Certain liberties have been taken with the running order and a couple of numbers left out to fit better the electric stage version of “Tommy” (or Thomas as Pete Townshend refers to it.)  But this is The Who at their best.  John Entwistle’s bass literally pops along, holding together each song, whilst Keith Moon is Keith Moon, never was there a drummer like him and never will be again.  Roger Daltrey had by this time become a classic rock singer and here he never falters as he belts out each tune.  But it’s the man himself, Pete Townshend, who blasts the band through with some literally violent and gifted guitar work and drives them on to many peaks.  His vocals when his turn comes are also pitch perfect.  At times you can almost hear and feel Townshend’s arm windmilling on his guitar strings.

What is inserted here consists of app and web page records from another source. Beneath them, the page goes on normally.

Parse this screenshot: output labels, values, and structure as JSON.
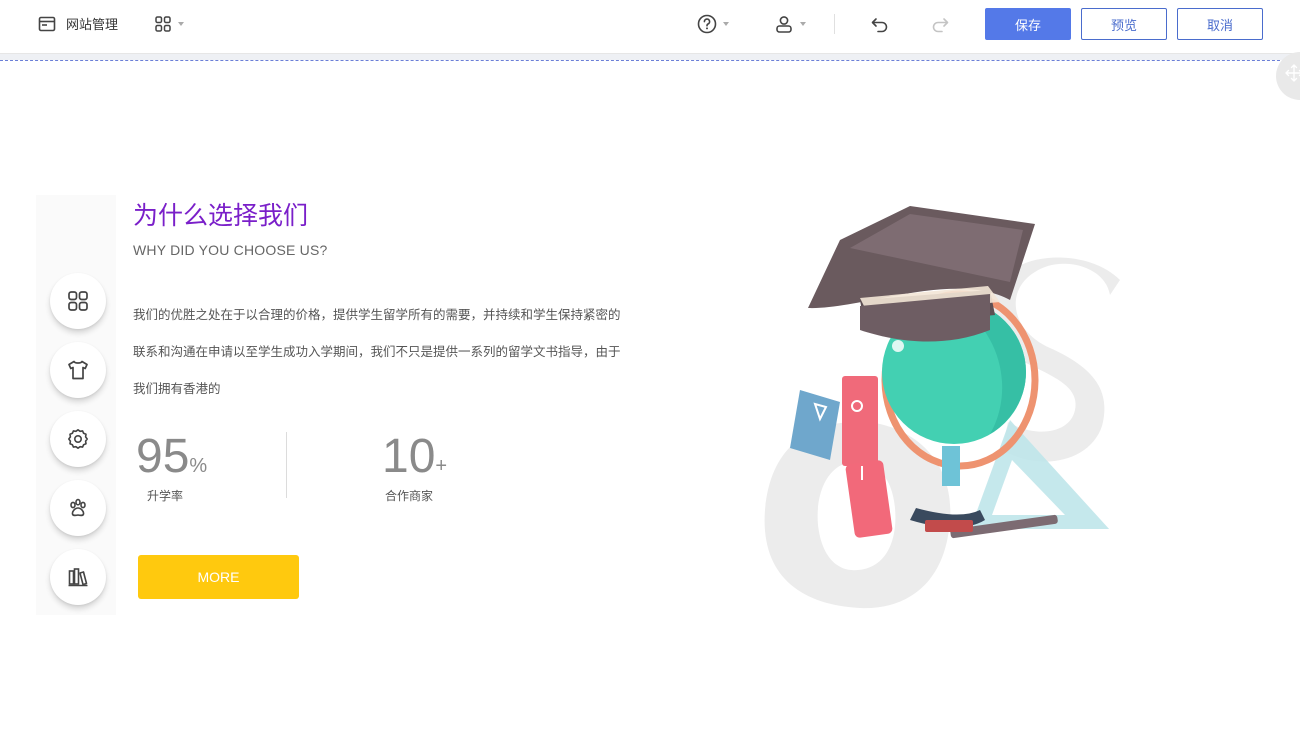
{
  "toolbar": {
    "site_manage_label": "网站管理",
    "save_label": "保存",
    "preview_label": "预览",
    "cancel_label": "取消"
  },
  "icons": {
    "site": "browser-window-icon",
    "apps": "grid-apps-icon",
    "help": "question-circle-icon",
    "user": "user-icon",
    "undo": "undo-icon",
    "redo": "redo-icon",
    "drag": "move-arrows-icon",
    "side": [
      "grid-apps-icon",
      "tshirt-icon",
      "gear-icon",
      "paw-icon",
      "library-icon"
    ]
  },
  "section": {
    "title": "为什么选择我们",
    "subtitle": "WHY DID YOU CHOOSE US?",
    "paragraph_lines": [
      "我们的优胜之处在于以合理的价格，提供学生留学所有的需要，并持续和学生保持紧密的",
      "联系和沟通在申请以至学生成功入学期间，我们不只是提供一系列的留学文书指导，由于",
      "我们拥有香港的"
    ],
    "stats": [
      {
        "number": "95",
        "suffix": "%",
        "label": "升学率"
      },
      {
        "number": "10",
        "suffix": "+",
        "label": "合作商家"
      }
    ],
    "more_label": "MORE"
  },
  "colors": {
    "primary": "#5479e8",
    "title": "#7a1fc9",
    "more": "#ffc90e"
  }
}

The Who (from left) John Entwistle, Keith Moon, Pete Townshend and Roger Daltrey.
The Who (from left) John Entwistle, Keith Moon, Pete Townshend and Roger Daltrey.

When the opera comes to an end, band and audience enjoy themselves with some old rock ’n’ roll numbers.  The Who hymn “My Generation” includes some false endings, with Townshend dragging the band back in again to carry on cleverly and getting the opening riff to “The Seeker” to bounce off the back of the University hall wall.  There are also snippets of “Naked Eye” a reprise of “See Me Feel Me”/”We’re Not Going To Take It” and a slice of the underture not played in the opera.  To finish of course we are all taken off in the “Magic Bus”.

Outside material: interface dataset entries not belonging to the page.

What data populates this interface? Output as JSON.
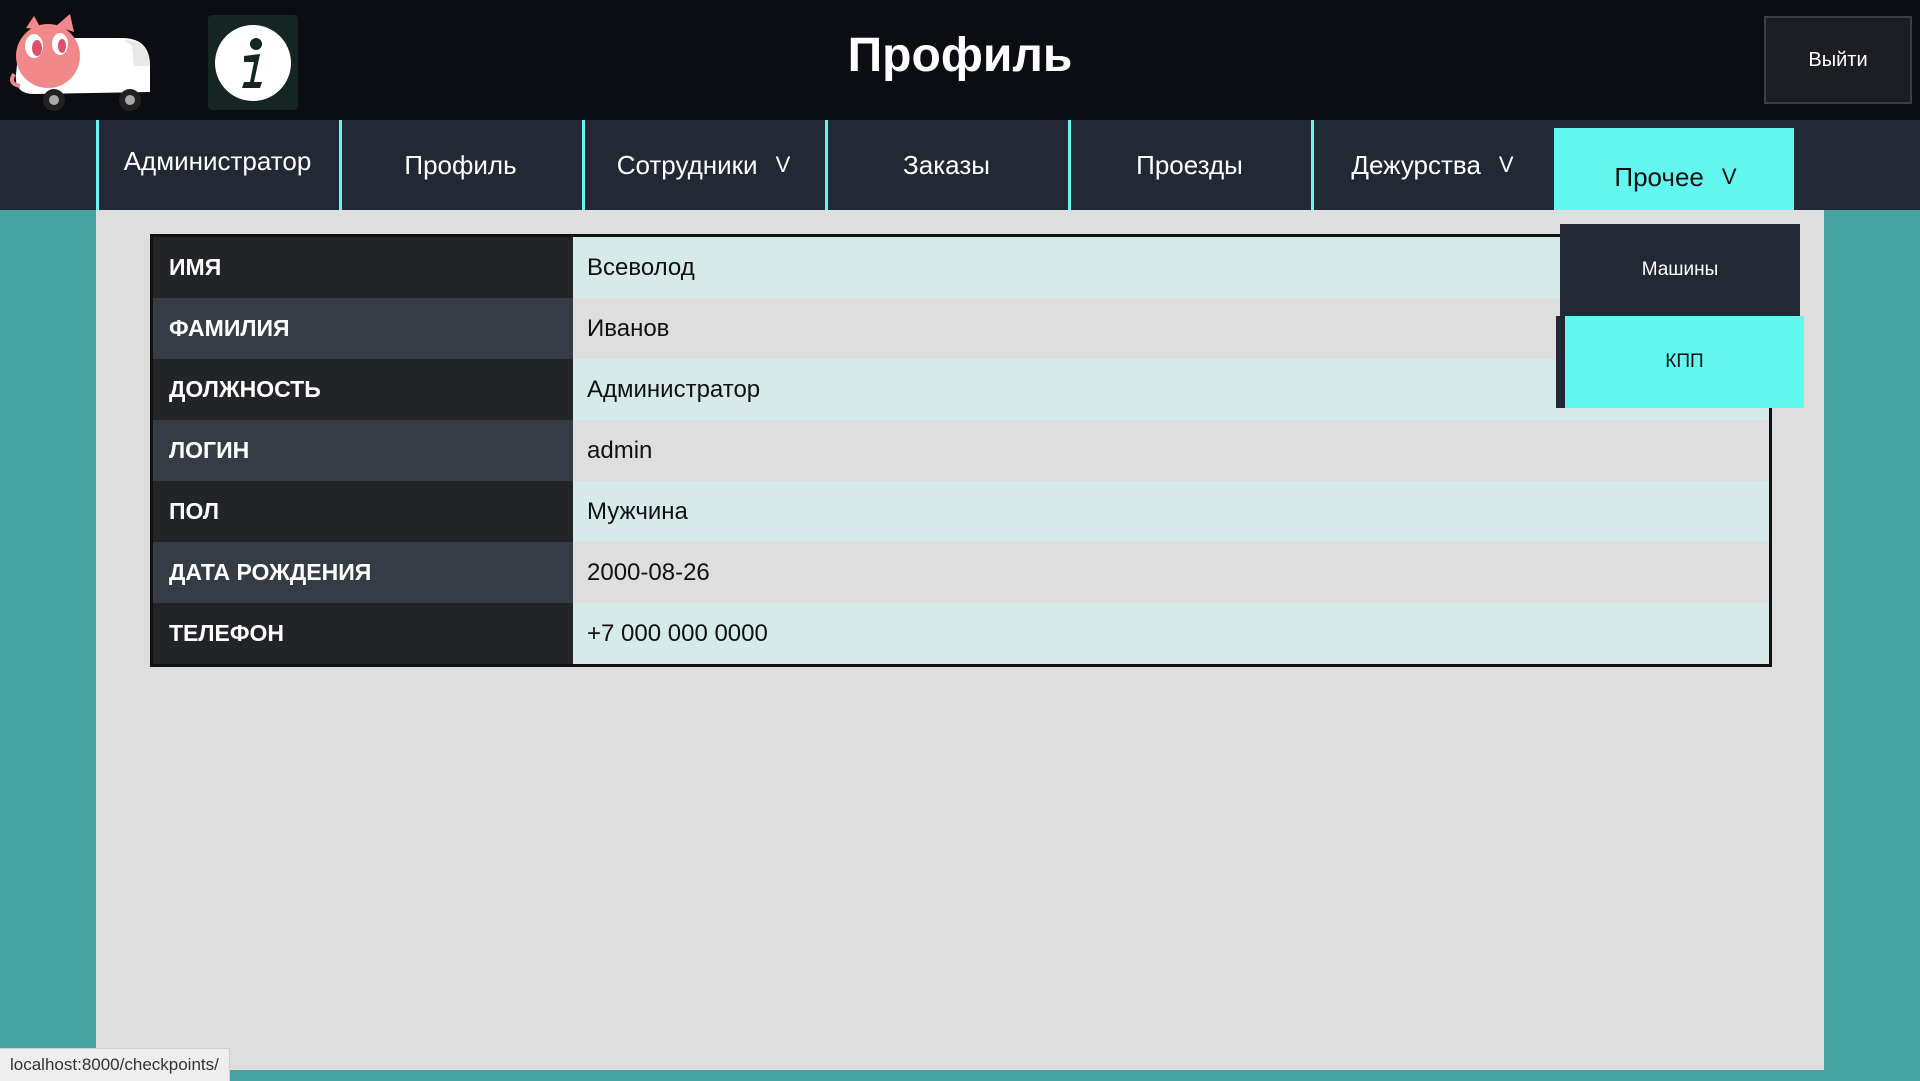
{
  "header": {
    "title": "Профиль",
    "logout_label": "Выйти",
    "logo_icon": "pig-truck-logo",
    "info_icon": "info-icon"
  },
  "nav": {
    "items": [
      {
        "label": "Администратор",
        "has_dropdown": false
      },
      {
        "label": "Профиль",
        "has_dropdown": false
      },
      {
        "label": "Сотрудники",
        "has_dropdown": true
      },
      {
        "label": "Заказы",
        "has_dropdown": false
      },
      {
        "label": "Проезды",
        "has_dropdown": false
      },
      {
        "label": "Дежурства",
        "has_dropdown": true
      },
      {
        "label": "Прочее",
        "has_dropdown": true,
        "active": true
      }
    ],
    "chevron": "V"
  },
  "dropdown": {
    "items": [
      "Машины",
      "КПП"
    ]
  },
  "profile": {
    "rows": [
      {
        "key": "ИМЯ",
        "value": "Всеволод"
      },
      {
        "key": "ФАМИЛИЯ",
        "value": "Иванов"
      },
      {
        "key": "ДОЛЖНОСТЬ",
        "value": "Администратор"
      },
      {
        "key": "ЛОГИН",
        "value": "admin"
      },
      {
        "key": "ПОЛ",
        "value": "Мужчина"
      },
      {
        "key": "ДАТА РОЖДЕНИЯ",
        "value": "2000-08-26"
      },
      {
        "key": "ТЕЛЕФОН",
        "value": "+7 000 000 0000"
      }
    ]
  },
  "status_bar": {
    "url": "localhost:8000/checkpoints/"
  },
  "colors": {
    "accent": "#62f7ef",
    "nav_bg": "#222834",
    "header_bg": "#0b0d12",
    "page_bg": "#46a3a1"
  }
}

The Who were one of the best rock ’n’ roll live bands in the world from 1969- 1978, before poor old Keith Moon succumbed to his hedonistic lifestyle.

This album is a fine monument to the time.

The Who on this album were:

Pete Townshend – guitar and vocals

Keith Moon – drums and vocals

John Entwistle – bass guitar and vocals

Roger Daltrey – vocals

Track List:

Heaven and Hell

Can’t Explain

Fortune Teller

Tattoo

Young Man Blues

Substitute

Happy Jack

I’m a Boy

A Quick One While He’s away

(Tommy)

Overture

1921

It’s a Boy

Amazing Journey

Sparks

Eyesight To the Blind

Christmas

Acid Queen

Pinball Wizard

Do You Think It’s Alright?

Fiddle About

Tommy, Can You Hear Me?

There’s a Doctor

Go To The Mirror

Smash The Mirror

Miracle Cure

Sally Simpson

I’m Free

Tommy’s Holiday Camp

See Me, Feel Me, Touch Me, Heal Me/We’re Not Going To Take It.

Encores:

Summertime Blues

Shakin’ All Over

My Generation

Magic Bus

Note: Written by Mott the Dog and Hells Bells. Mott the Dog and crew can often be found composing a rock opera or two round the table at Jameson’s, Nova Park, Soi AR in north Pattaya.